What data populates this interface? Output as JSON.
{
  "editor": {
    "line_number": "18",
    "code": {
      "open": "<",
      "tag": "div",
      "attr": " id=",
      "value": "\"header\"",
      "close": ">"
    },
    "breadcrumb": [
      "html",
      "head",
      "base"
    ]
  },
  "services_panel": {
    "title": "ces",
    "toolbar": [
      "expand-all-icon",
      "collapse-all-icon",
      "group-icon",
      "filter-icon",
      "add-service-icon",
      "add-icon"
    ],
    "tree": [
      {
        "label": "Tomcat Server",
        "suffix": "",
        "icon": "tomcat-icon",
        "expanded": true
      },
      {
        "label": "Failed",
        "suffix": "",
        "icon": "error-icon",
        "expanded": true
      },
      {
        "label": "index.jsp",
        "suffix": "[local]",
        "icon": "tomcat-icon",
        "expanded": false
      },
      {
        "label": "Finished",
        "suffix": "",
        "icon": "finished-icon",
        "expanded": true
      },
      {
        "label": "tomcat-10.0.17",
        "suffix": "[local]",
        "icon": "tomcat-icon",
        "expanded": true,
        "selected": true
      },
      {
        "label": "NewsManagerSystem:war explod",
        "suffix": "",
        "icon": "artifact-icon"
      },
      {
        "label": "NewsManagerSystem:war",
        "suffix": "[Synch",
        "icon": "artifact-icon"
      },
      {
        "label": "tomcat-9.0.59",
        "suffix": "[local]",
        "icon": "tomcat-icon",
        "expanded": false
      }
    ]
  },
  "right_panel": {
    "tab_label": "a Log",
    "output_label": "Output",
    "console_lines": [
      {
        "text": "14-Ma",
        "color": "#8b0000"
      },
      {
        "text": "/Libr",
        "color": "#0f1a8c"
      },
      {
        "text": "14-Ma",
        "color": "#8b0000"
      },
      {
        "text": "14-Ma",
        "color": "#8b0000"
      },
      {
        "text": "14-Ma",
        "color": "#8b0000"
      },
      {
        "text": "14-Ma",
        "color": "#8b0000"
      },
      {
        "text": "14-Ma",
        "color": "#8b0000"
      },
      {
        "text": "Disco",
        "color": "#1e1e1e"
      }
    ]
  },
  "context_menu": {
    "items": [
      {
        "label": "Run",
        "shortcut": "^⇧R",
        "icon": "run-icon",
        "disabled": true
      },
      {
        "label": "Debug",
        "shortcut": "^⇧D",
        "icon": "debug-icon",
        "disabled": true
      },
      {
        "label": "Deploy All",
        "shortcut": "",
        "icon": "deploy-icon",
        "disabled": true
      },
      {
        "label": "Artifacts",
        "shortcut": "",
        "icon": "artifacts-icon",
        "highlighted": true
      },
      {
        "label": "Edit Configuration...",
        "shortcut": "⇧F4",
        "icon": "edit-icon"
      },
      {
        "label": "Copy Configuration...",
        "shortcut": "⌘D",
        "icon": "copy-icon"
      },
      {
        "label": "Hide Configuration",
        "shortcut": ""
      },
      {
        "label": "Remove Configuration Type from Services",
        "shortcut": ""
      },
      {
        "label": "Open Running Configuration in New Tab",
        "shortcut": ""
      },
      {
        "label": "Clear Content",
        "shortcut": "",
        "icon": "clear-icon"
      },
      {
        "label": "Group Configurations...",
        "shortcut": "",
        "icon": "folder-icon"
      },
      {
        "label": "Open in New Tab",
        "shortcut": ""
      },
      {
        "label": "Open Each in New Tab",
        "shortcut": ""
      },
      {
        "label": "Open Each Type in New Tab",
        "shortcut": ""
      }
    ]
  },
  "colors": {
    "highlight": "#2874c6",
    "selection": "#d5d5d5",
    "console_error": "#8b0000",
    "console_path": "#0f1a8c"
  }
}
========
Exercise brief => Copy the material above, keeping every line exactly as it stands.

Response for this exercise =>
What data populates this interface? Output as JSON.
{
  "editor": {
    "line_number": "18",
    "code": {
      "open": "<",
      "tag": "div",
      "attr": " id=",
      "value": "\"header\"",
      "close": ">"
    },
    "breadcrumb": [
      "html",
      "head",
      "base"
    ]
  },
  "services_panel": {
    "title": "ces",
    "toolbar": [
      "expand-all-icon",
      "collapse-all-icon",
      "group-icon",
      "filter-icon",
      "add-service-icon",
      "add-icon"
    ],
    "tree": [
      {
        "label": "Tomcat Server",
        "suffix": "",
        "icon": "tomcat-icon",
        "expanded": true
      },
      {
        "label": "Failed",
        "suffix": "",
        "icon": "error-icon",
        "expanded": true
      },
      {
        "label": "index.jsp",
        "suffix": "[local]",
        "icon": "tomcat-icon",
        "expanded": false
      },
      {
        "label": "Finished",
        "suffix": "",
        "icon": "finished-icon",
        "expanded": true
      },
      {
        "label": "tomcat-10.0.17",
        "suffix": "[local]",
        "icon": "tomcat-icon",
        "expanded": true,
        "selected": true
      },
      {
        "label": "NewsManagerSystem:war explod",
        "suffix": "",
        "icon": "artifact-icon"
      },
      {
        "label": "NewsManagerSystem:war",
        "suffix": "[Synch",
        "icon": "artifact-icon"
      },
      {
        "label": "tomcat-9.0.59",
        "suffix": "[local]",
        "icon": "tomcat-icon",
        "expanded": false
      }
    ]
  },
  "right_panel": {
    "tab_label": "a Log",
    "output_label": "Output",
    "console_lines": [
      {
        "text": "14-Ma",
        "color": "#8b0000"
      },
      {
        "text": "/Libr",
        "color": "#0f1a8c"
      },
      {
        "text": "14-Ma",
        "color": "#8b0000"
      },
      {
        "text": "14-Ma",
        "color": "#8b0000"
      },
      {
        "text": "14-Ma",
        "color": "#8b0000"
      },
      {
        "text": "14-Ma",
        "color": "#8b0000"
      },
      {
        "text": "14-Ma",
        "color": "#8b0000"
      },
      {
        "text": "Disco",
        "color": "#1e1e1e"
      }
    ]
  },
  "context_menu": {
    "items": [
      {
        "label": "Run",
        "shortcut": "^⇧R",
        "icon": "run-icon",
        "disabled": true
      },
      {
        "label": "Debug",
        "shortcut": "^⇧D",
        "icon": "debug-icon",
        "disabled": true
      },
      {
        "label": "Deploy All",
        "shortcut": "",
        "icon": "deploy-icon",
        "disabled": true
      },
      {
        "label": "Artifacts",
        "shortcut": "",
        "icon": "artifacts-icon",
        "highlighted": true
      },
      {
        "label": "Edit Configuration...",
        "shortcut": "⇧F4",
        "icon": "edit-icon"
      },
      {
        "label": "Copy Configuration...",
        "shortcut": "⌘D",
        "icon": "copy-icon"
      },
      {
        "label": "Hide Configuration",
        "shortcut": ""
      },
      {
        "label": "Remove Configuration Type from Services",
        "shortcut": ""
      },
      {
        "label": "Open Running Configuration in New Tab",
        "shortcut": ""
      },
      {
        "label": "Clear Content",
        "shortcut": "",
        "icon": "clear-icon"
      },
      {
        "label": "Group Configurations...",
        "shortcut": "",
        "icon": "folder-icon"
      },
      {
        "label": "Open in New Tab",
        "shortcut": ""
      },
      {
        "label": "Open Each in New Tab",
        "shortcut": ""
      },
      {
        "label": "Open Each Type in New Tab",
        "shortcut": ""
      }
    ]
  },
  "colors": {
    "highlight": "#2874c6",
    "selection": "#d5d5d5",
    "console_error": "#8b0000",
    "console_path": "#0f1a8c"
  }
}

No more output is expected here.